A Ricki Lake-grade zinger, a foreclosed farm and a pack of people whining “you’ve changed, man” highlight the worst parts of #AusPol this week. Standard.
The difference between the political left and right seems to be built on the assumption that the other is wrong. That thinking is fundamentally flawed.
Hooley dooley, what a week. We’ve witnessed Trump burn bridges anew, marriage equality arrive on our doorstep, and a rather notable culinary scribe outed as a fraud.
After a study discovered that 75% of people no longer trusted their government, the next Brexit is a ‘when’ not an ‘if’.
Our problem with those who arrive on our shores is well documented, however, after recently visiting Britain, who harbours a similar problem, the solution is obvious.
With the news that the latest Brexit deal was rebuffed by France and Germany, UK Brexit insider Tori Banger believes that the only thing anyone will truly leave is their senses.
Is it time for Britain to accept Brexit, at least for now? Trisha de Borchgrave unpacks the prodigal but toxic path the next British Government will inevitably face.
Jeremy Corbyn’s poetic verse at Glastonbury spoke of the grand possibilities, however, amidst all this hope, the truth is harsher: nothing has changed.
Yes, 2016 was a bad year, but this one is somehow worse. I, like many, am feeling the burn of compassion fatigue, but it behoves us to keep caring.
Frank Rarely, head of Fake News at our Canberra Bureau, flew to London for an exclusive post-election interview with Theresa May. Here’s the account of their cathartic conversation.
The cold facts of May, a pouring wave of misrepresented disrespect and the hope of all bald men differentiate this week from all the others.
Grayson Perry’s latest project looks to project the voice of the Brexit-affected masses, but if both sides of the vote profess a love for their country, was the makeup chair worth the effort?
Think of it this way: it’s one less Monday you have to face. Overnight, the nation discovered the status quo in Canberra, Theresa May’s dipping popularity and the merit of watching someone buy $300 worth of fake plants.
The results of the French and Dutch elections have reduced Britain’s bargaining power post-Brexit. The only way to bargain her way out of it and secure decent terms is through unhinged unity.
On the surface, it looks like Macron winning the French election over Le Pen is a victory for logic over populism. However, underneath the frosting, the same stale flavour exists.
May’s day will fall on June 8 this year, as she steers Britain through what is ostensibly the Brexit election. But if one thinks that mother will be generous, well…

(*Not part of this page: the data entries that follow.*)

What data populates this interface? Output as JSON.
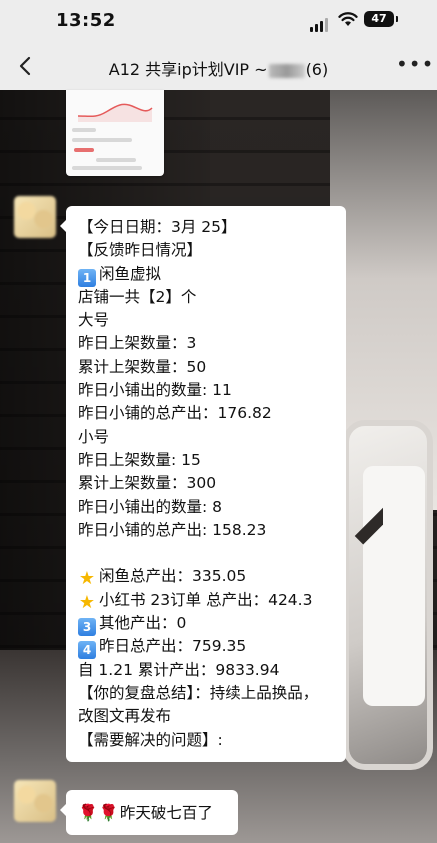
{
  "status_bar": {
    "time": "13:52",
    "battery": "47"
  },
  "nav": {
    "back_icon": "chevron-left-icon",
    "title_prefix": "A12 共享ip计划VIP ~",
    "title_suffix": "(6)",
    "more_icon": "more-dots-icon"
  },
  "messages": {
    "report": {
      "lines": [
        {
          "text": "【今日日期：3月 25】"
        },
        {
          "text": "【反馈昨日情况】"
        },
        {
          "badge": "1",
          "text": "闲鱼虚拟"
        },
        {
          "text": "店铺一共【2】个"
        },
        {
          "text": "大号"
        },
        {
          "text": "昨日上架数量：3"
        },
        {
          "text": "累计上架数量：50"
        },
        {
          "text": "昨日小铺出的数量: 11"
        },
        {
          "text": "昨日小铺的总产出：176.82"
        },
        {
          "text": "小号"
        },
        {
          "text": "昨日上架数量: 15"
        },
        {
          "text": "累计上架数量：300"
        },
        {
          "text": "昨日小铺出的数量: 8"
        },
        {
          "text": "昨日小铺的总产出: 158.23"
        },
        {
          "text": ""
        },
        {
          "star": true,
          "text": "闲鱼总产出：335.05"
        },
        {
          "star": true,
          "text": "小红书 23订单 总产出：424.3"
        },
        {
          "badge": "3",
          "text": "其他产出：0"
        },
        {
          "badge": "4",
          "text": "昨日总产出：759.35"
        },
        {
          "text": "自 1.21 累计产出：9833.94"
        },
        {
          "text": "【你的复盘总结】：持续上品换品，"
        },
        {
          "text": "改图文再发布"
        },
        {
          "text": "【需要解决的问题】:"
        }
      ]
    },
    "short": {
      "text": "昨天破七百了"
    }
  }
}
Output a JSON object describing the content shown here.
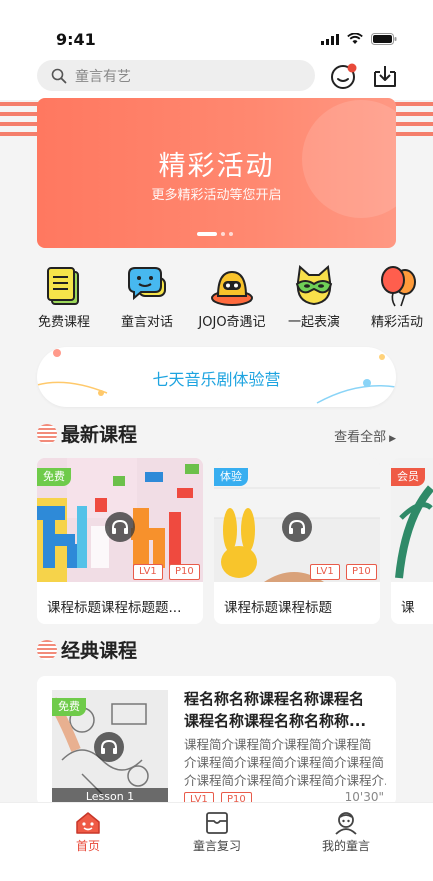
{
  "status": {
    "time": "9:41"
  },
  "search": {
    "placeholder": "童言有艺"
  },
  "banner": {
    "title": "精彩活动",
    "subtitle": "更多精彩活动等您开启"
  },
  "categories": [
    {
      "label": "免费课程",
      "icon": "free-course-icon"
    },
    {
      "label": "童言对话",
      "icon": "chat-icon"
    },
    {
      "label": "JOJO奇遇记",
      "icon": "jojo-icon"
    },
    {
      "label": "一起表演",
      "icon": "mask-icon"
    },
    {
      "label": "精彩活动",
      "icon": "balloon-icon"
    }
  ],
  "camp": {
    "label": "七天音乐剧体验营"
  },
  "latest": {
    "title": "最新课程",
    "more": "查看全部",
    "courses": [
      {
        "tag": "免费",
        "title": "课程标题课程标题题...",
        "lv": "LV1",
        "p": "P10"
      },
      {
        "tag": "体验",
        "title": "课程标题课程标题",
        "lv": "LV1",
        "p": "P10"
      },
      {
        "tag": "会员",
        "title": "课"
      }
    ]
  },
  "classic": {
    "title": "经典课程",
    "item": {
      "tag": "免费",
      "name_line1": "程名称名称课程名称课程名",
      "name_line2": "课程名称课程名称名称称...",
      "desc_line1": "课程简介课程简介课程简介课程简",
      "desc_line2": "介课程简介课程简介课程简介课程简",
      "desc_line3": "介课程简介课程简介课程简介课程介...",
      "image_caption": "Lesson 1",
      "lv": "LV1",
      "p": "P10",
      "duration": "10'30\""
    }
  },
  "tabs": [
    {
      "label": "首页",
      "active": true
    },
    {
      "label": "童言复习",
      "active": false
    },
    {
      "label": "我的童言",
      "active": false
    }
  ],
  "colors": {
    "accent": "#e84a3a",
    "banner": "#ff8068",
    "camp_text": "#1ea4e0"
  }
}
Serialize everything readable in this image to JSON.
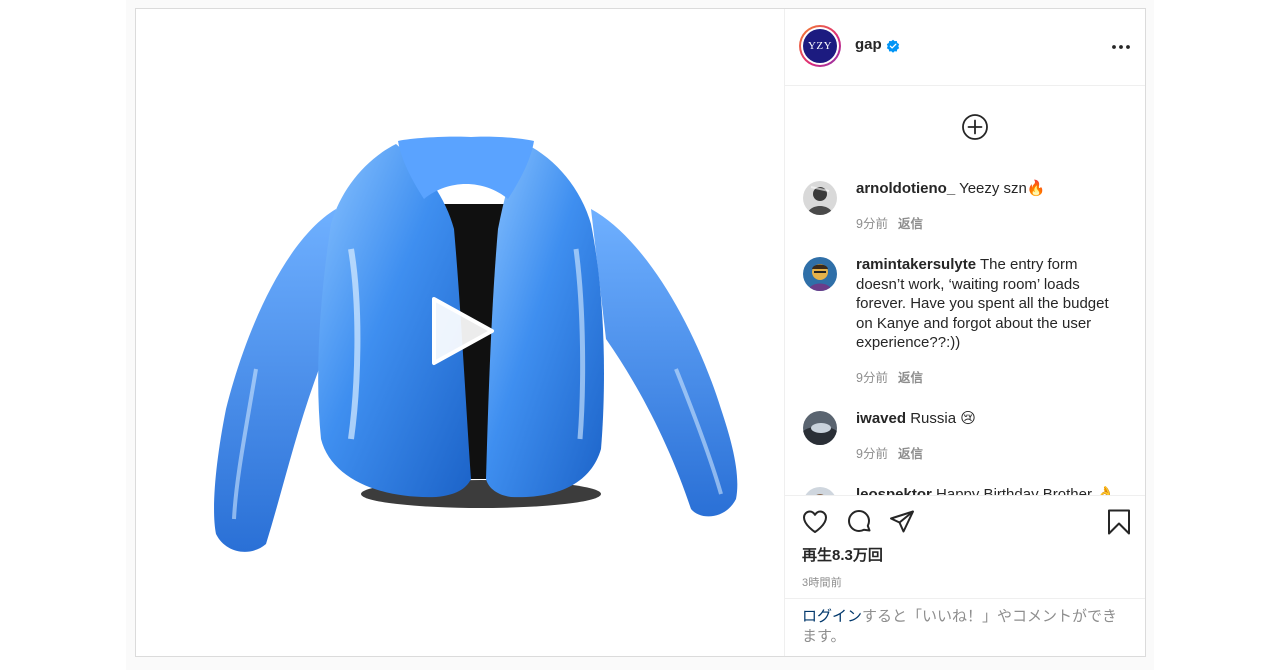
{
  "post": {
    "media": {
      "type": "video",
      "subject": "blue puffer jacket",
      "play_icon": "play-icon"
    },
    "header": {
      "avatar_text": "YZY",
      "username": "gap",
      "verified_icon": "verified-badge-icon",
      "more_icon": "more-options-icon",
      "accent_color": "#0095f6"
    },
    "load_more_icon": "plus-circle-icon",
    "comments": [
      {
        "username": "arnoldotieno_",
        "text": "Yeezy szn🔥",
        "time": "9分前",
        "reply_label": "返信"
      },
      {
        "username": "ramintakersulyte",
        "text": "The entry form doesn’t work, ‘waiting room’ loads forever. Have you spent all the budget on Kanye and forgot about the user experience??:))",
        "time": "9分前",
        "reply_label": "返信"
      },
      {
        "username": "iwaved",
        "text": "Russia 😢",
        "time": "9分前",
        "reply_label": "返信"
      },
      {
        "username": "leospektor",
        "text": "Happy Birthday Brother 👌"
      }
    ],
    "actions": {
      "like_icon": "heart-icon",
      "comment_icon": "comment-icon",
      "share_icon": "paper-plane-icon",
      "save_icon": "bookmark-icon"
    },
    "views": "再生8.3万回",
    "timestamp": "3時間前",
    "login_prompt": {
      "link": "ログイン",
      "text": "すると「いいね！」やコメントができます。"
    }
  }
}
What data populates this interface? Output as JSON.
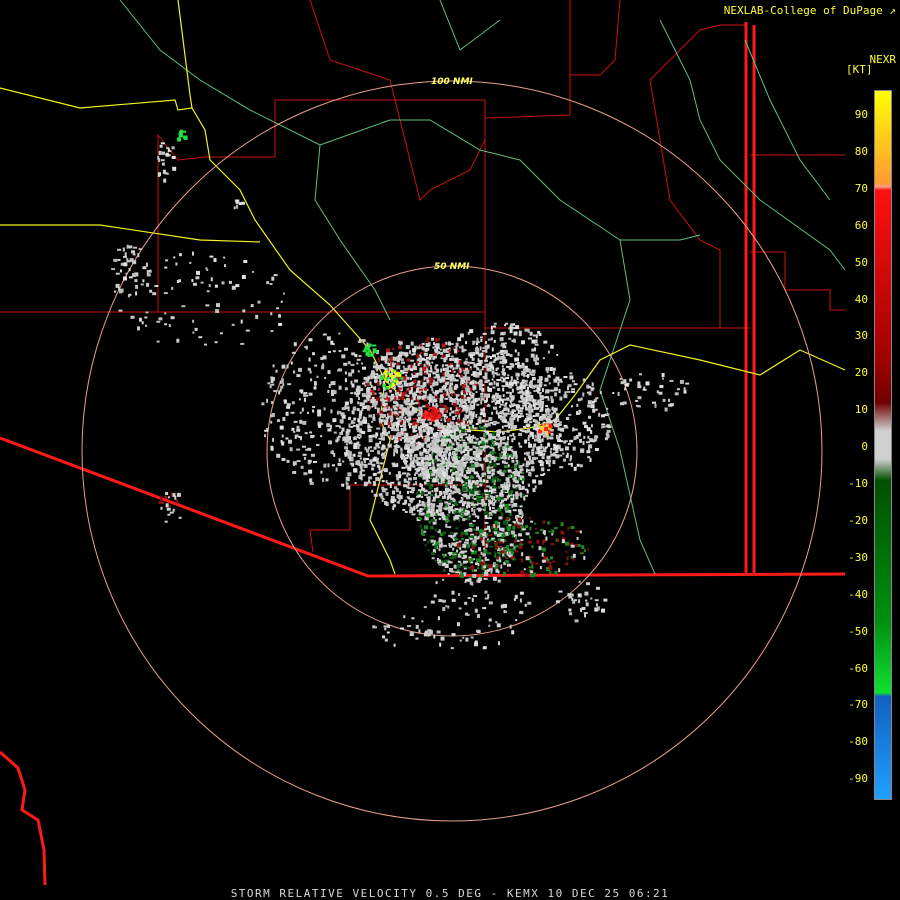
{
  "credit": "NEXLAB-College of DuPage",
  "product_code": "NEXR",
  "units": "[KT]",
  "footer": "STORM RELATIVE VELOCITY 0.5 DEG - KEMX 10 DEC 25 06:21",
  "rings": [
    {
      "label": "50 NMI"
    },
    {
      "label": "100 NMI"
    }
  ],
  "legend": {
    "ticks": [
      "90",
      "80",
      "70",
      "60",
      "50",
      "40",
      "30",
      "20",
      "10",
      "0",
      "-10",
      "-20",
      "-30",
      "-40",
      "-50",
      "-60",
      "-70",
      "-80",
      "-90"
    ],
    "colors": {
      "top": "#ffff00",
      "orange": "#ff9a40",
      "red": "#ff1010",
      "darkred": "#700000",
      "zero": "#d0d0d0",
      "darkgreen": "#005000",
      "green": "#10e030",
      "blue": "#1060c0",
      "lightblue": "#20a0ff"
    }
  },
  "map_colors": {
    "county": "#cc1111",
    "state": "#ff2222",
    "highway": "#f0f020",
    "river": "#66cc88",
    "ring": "#e8a090"
  }
}
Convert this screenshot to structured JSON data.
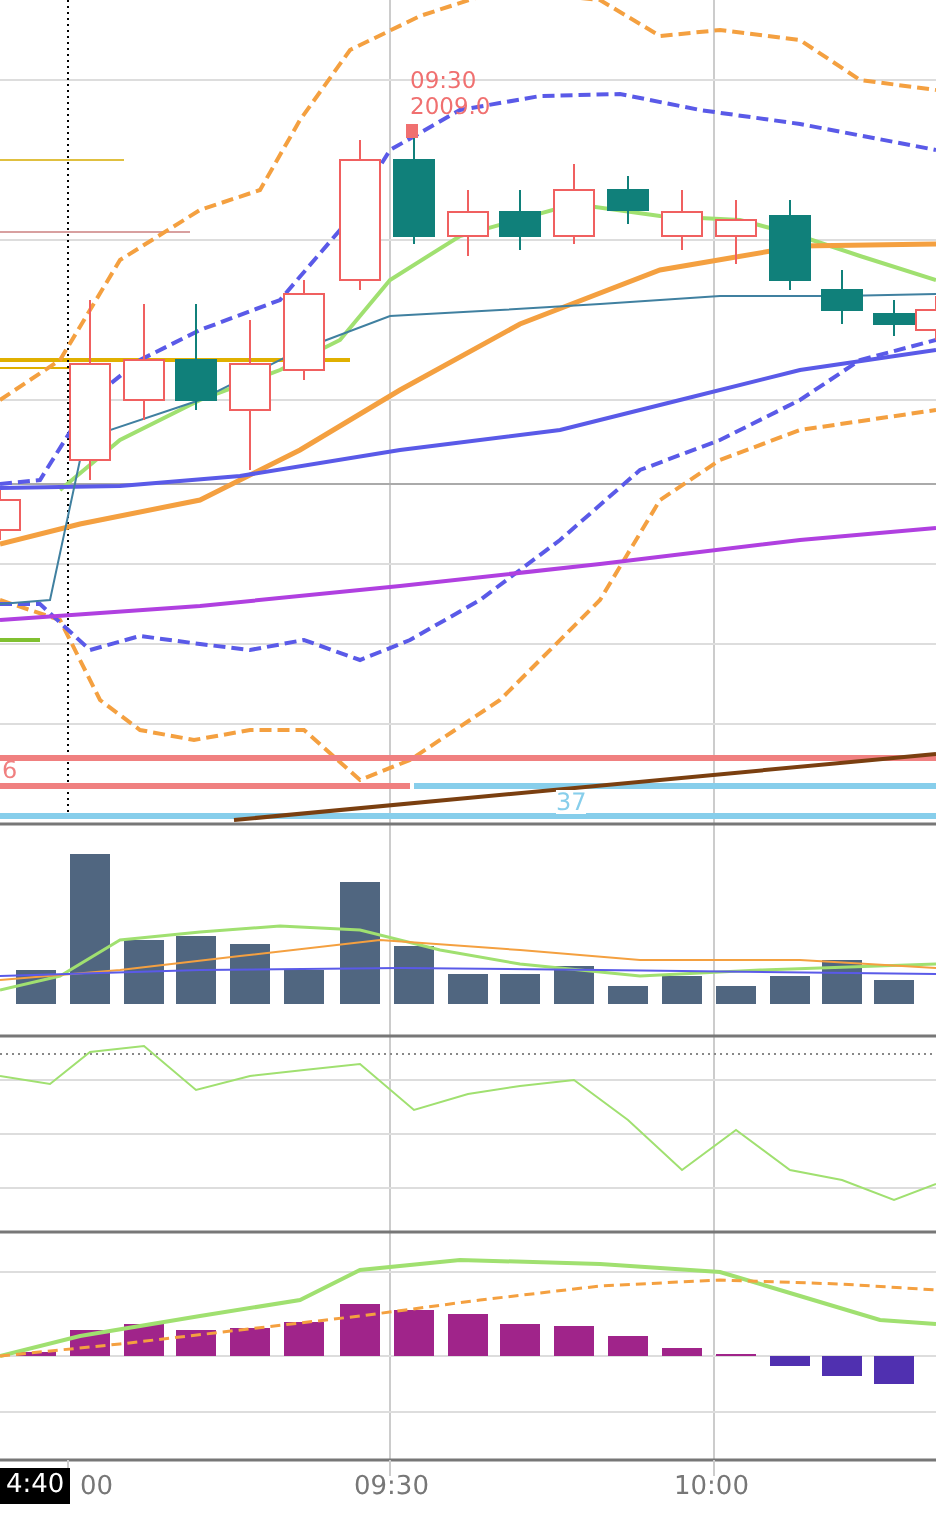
{
  "price_marker": {
    "time": "09:30",
    "price": "2009.0"
  },
  "level_labels": [
    {
      "text": "6",
      "color": "#f08080"
    },
    {
      "text": "37",
      "color": "#87ceeb"
    }
  ],
  "x_axis": {
    "cursor_label": "4:40",
    "labels": [
      "00",
      "09:30",
      "10:00"
    ]
  }
}
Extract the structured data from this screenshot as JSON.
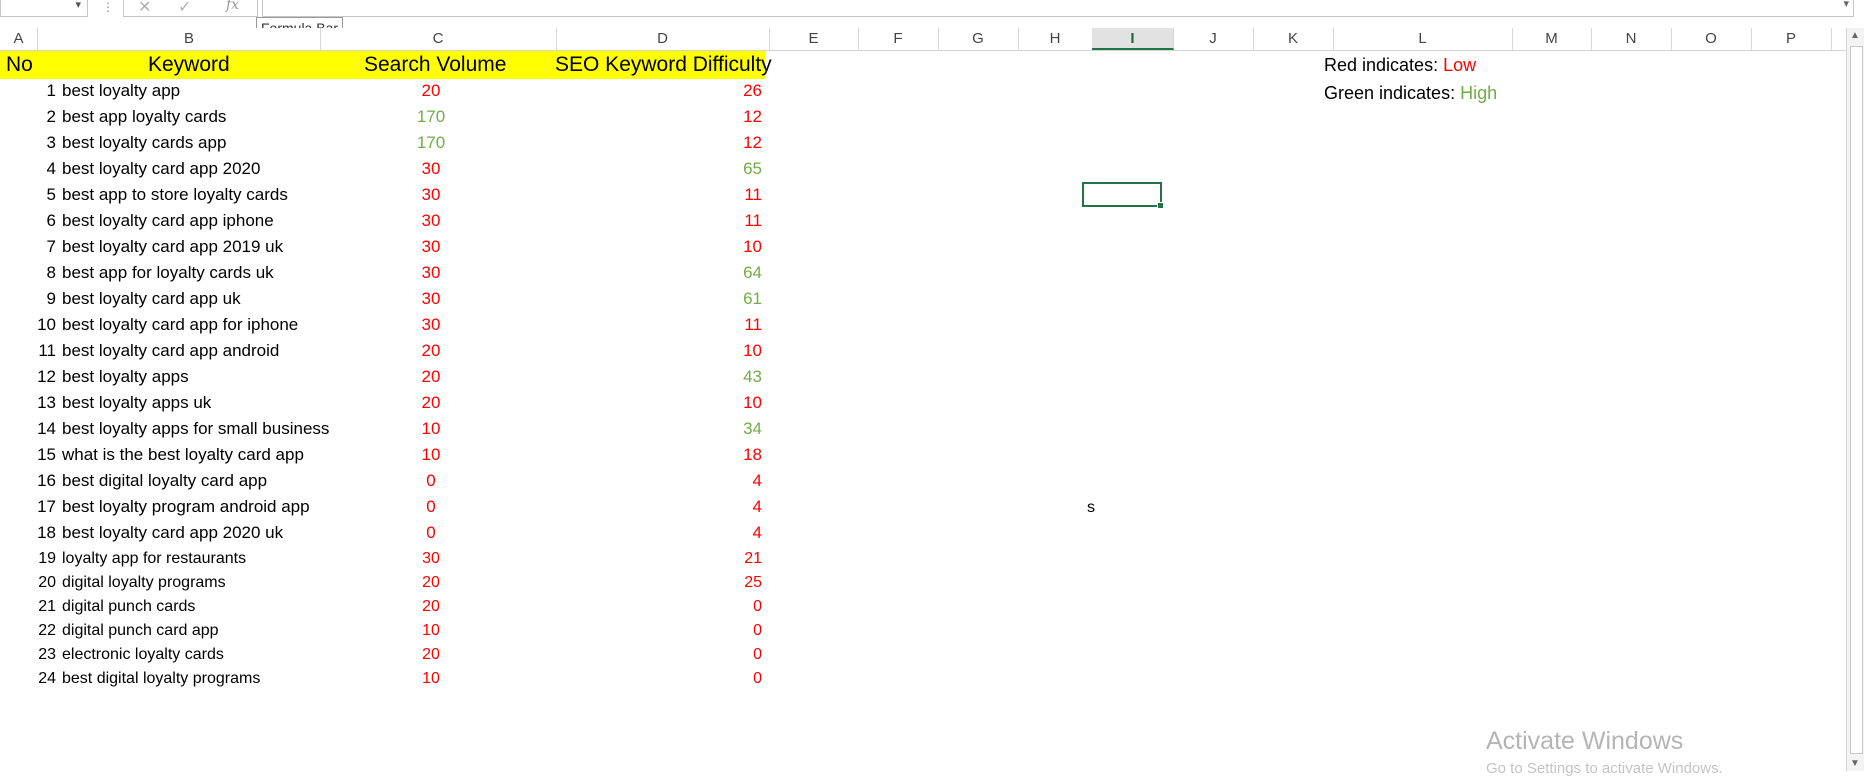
{
  "formula_bar": {
    "tooltip": "Formula Bar",
    "cancel_icon": "✕",
    "enter_icon": "✓",
    "fx_label": "fx"
  },
  "columns": [
    "A",
    "B",
    "C",
    "D",
    "E",
    "F",
    "G",
    "H",
    "I",
    "J",
    "K",
    "L",
    "M",
    "N",
    "O",
    "P"
  ],
  "selected_column": "I",
  "table": {
    "headers": {
      "no": "No",
      "keyword": "Keyword",
      "search_volume": "Search Volume",
      "difficulty": "SEO Keyword Difficulty"
    },
    "rows": [
      {
        "no": "1",
        "keyword": "best loyalty app",
        "sv": "20",
        "sv_color": "#ff0000",
        "kd": "26",
        "kd_color": "#ff0000"
      },
      {
        "no": "2",
        "keyword": "best app loyalty cards",
        "sv": "170",
        "sv_color": "#70ad47",
        "kd": "12",
        "kd_color": "#ff0000"
      },
      {
        "no": "3",
        "keyword": "best loyalty cards app",
        "sv": "170",
        "sv_color": "#70ad47",
        "kd": "12",
        "kd_color": "#ff0000"
      },
      {
        "no": "4",
        "keyword": "best loyalty card app 2020",
        "sv": "30",
        "sv_color": "#ff0000",
        "kd": "65",
        "kd_color": "#70ad47"
      },
      {
        "no": "5",
        "keyword": "best app to store loyalty cards",
        "sv": "30",
        "sv_color": "#ff0000",
        "kd": "11",
        "kd_color": "#ff0000"
      },
      {
        "no": "6",
        "keyword": "best loyalty card app iphone",
        "sv": "30",
        "sv_color": "#ff0000",
        "kd": "11",
        "kd_color": "#ff0000"
      },
      {
        "no": "7",
        "keyword": "best loyalty card app 2019 uk",
        "sv": "30",
        "sv_color": "#ff0000",
        "kd": "10",
        "kd_color": "#ff0000"
      },
      {
        "no": "8",
        "keyword": "best app for loyalty cards uk",
        "sv": "30",
        "sv_color": "#ff0000",
        "kd": "64",
        "kd_color": "#70ad47"
      },
      {
        "no": "9",
        "keyword": "best loyalty card app uk",
        "sv": "30",
        "sv_color": "#ff0000",
        "kd": "61",
        "kd_color": "#70ad47"
      },
      {
        "no": "10",
        "keyword": "best loyalty card app for iphone",
        "sv": "30",
        "sv_color": "#ff0000",
        "kd": "11",
        "kd_color": "#ff0000"
      },
      {
        "no": "11",
        "keyword": "best loyalty card app android",
        "sv": "20",
        "sv_color": "#ff0000",
        "kd": "10",
        "kd_color": "#ff0000"
      },
      {
        "no": "12",
        "keyword": "best loyalty apps",
        "sv": "20",
        "sv_color": "#ff0000",
        "kd": "43",
        "kd_color": "#70ad47"
      },
      {
        "no": "13",
        "keyword": "best loyalty apps uk",
        "sv": "20",
        "sv_color": "#ff0000",
        "kd": "10",
        "kd_color": "#ff0000"
      },
      {
        "no": "14",
        "keyword": "best loyalty apps for small business",
        "sv": "10",
        "sv_color": "#ff0000",
        "kd": "34",
        "kd_color": "#70ad47"
      },
      {
        "no": "15",
        "keyword": "what is the best loyalty card app",
        "sv": "10",
        "sv_color": "#ff0000",
        "kd": "18",
        "kd_color": "#ff0000"
      },
      {
        "no": "16",
        "keyword": "best digital loyalty card app",
        "sv": "0",
        "sv_color": "#ff0000",
        "kd": "4",
        "kd_color": "#ff0000"
      },
      {
        "no": "17",
        "keyword": "best loyalty program android app",
        "sv": "0",
        "sv_color": "#ff0000",
        "kd": "4",
        "kd_color": "#ff0000"
      },
      {
        "no": "18",
        "keyword": "best loyalty card app 2020 uk",
        "sv": "0",
        "sv_color": "#ff0000",
        "kd": "4",
        "kd_color": "#ff0000"
      },
      {
        "no": "19",
        "keyword": "loyalty app for restaurants",
        "sv": "30",
        "sv_color": "#ff0000",
        "kd": "21",
        "kd_color": "#ff0000"
      },
      {
        "no": "20",
        "keyword": "digital loyalty programs",
        "sv": "20",
        "sv_color": "#ff0000",
        "kd": "25",
        "kd_color": "#ff0000"
      },
      {
        "no": "21",
        "keyword": "digital punch cards",
        "sv": "20",
        "sv_color": "#ff0000",
        "kd": "0",
        "kd_color": "#ff0000"
      },
      {
        "no": "22",
        "keyword": "digital punch card app",
        "sv": "10",
        "sv_color": "#ff0000",
        "kd": "0",
        "kd_color": "#ff0000"
      },
      {
        "no": "23",
        "keyword": "electronic loyalty cards",
        "sv": "20",
        "sv_color": "#ff0000",
        "kd": "0",
        "kd_color": "#ff0000"
      },
      {
        "no": "24",
        "keyword": "best digital loyalty programs",
        "sv": "10",
        "sv_color": "#ff0000",
        "kd": "0",
        "kd_color": "#ff0000"
      }
    ]
  },
  "legend": {
    "red_prefix": "Red indicates: ",
    "red_value": "Low",
    "green_prefix": "Green indicates: ",
    "green_value": "High"
  },
  "stray_cell_text": "s",
  "watermark": {
    "line1": "Activate Windows",
    "line2": "Go to Settings to activate Windows."
  },
  "colors": {
    "low": "#ff0000",
    "high": "#70ad47",
    "header_fill": "#ffff00",
    "excel_green": "#217346"
  }
}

The idealised Britain of ancient literature clashes with the realities of modern one, a schism wonderfully kept within the walls of German supermarket Lidl, who urge us to “Buy British”.
Happy morning after Brexit! Yes, that’s regret you taste, chums. What else happened while you were asleep? Well, a questionable portrait was hung, and Sean Spicer crashed through the floor.
Morn-o! What happened while you were asleep? Well, the future of the EU got shakier, a river was granted human rights and our cricketers scored an overdue payrise.
Parting, as a great person said, is such unnecessary sorrow. With Parliament green-lighting the Brexit, expect a particularly messy divorce.
Last week, Tony Blair took it upon himself to change the minds of those who voted for Brexit. As he is one of those responsible for circumstances that enabled the vote, perhaps he should quietly slip to the background.
With the Brit parliament currently debating the particulars of the Brexit, there’s still the matter of the EU looking to bandage the cuts of those who voted against it.